**Task description:** With the records as your source, report how many lines contain "title". Add no other words.

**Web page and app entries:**
============
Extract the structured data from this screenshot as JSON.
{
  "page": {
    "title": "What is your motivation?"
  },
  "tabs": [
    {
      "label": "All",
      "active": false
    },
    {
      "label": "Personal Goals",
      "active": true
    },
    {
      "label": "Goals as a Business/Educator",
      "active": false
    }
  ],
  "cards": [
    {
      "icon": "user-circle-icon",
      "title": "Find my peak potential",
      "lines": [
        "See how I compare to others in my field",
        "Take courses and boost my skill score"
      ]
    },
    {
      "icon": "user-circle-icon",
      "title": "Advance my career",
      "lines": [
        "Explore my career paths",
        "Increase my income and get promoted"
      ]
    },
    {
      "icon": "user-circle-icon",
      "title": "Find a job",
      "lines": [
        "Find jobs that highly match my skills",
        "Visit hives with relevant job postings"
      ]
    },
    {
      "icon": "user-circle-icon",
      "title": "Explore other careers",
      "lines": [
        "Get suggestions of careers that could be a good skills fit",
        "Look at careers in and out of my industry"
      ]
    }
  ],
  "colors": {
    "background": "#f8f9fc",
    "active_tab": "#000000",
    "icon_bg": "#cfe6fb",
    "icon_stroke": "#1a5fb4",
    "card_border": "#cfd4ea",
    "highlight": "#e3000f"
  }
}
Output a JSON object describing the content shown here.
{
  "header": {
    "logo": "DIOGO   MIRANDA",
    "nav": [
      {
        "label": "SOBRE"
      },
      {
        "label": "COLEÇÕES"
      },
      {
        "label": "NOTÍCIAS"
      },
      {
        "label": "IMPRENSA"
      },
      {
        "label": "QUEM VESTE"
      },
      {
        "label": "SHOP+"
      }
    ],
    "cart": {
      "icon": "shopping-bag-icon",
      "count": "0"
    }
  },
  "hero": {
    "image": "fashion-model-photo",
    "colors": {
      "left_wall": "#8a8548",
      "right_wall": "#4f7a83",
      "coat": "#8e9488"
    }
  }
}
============
**Solution for this exercise:** 5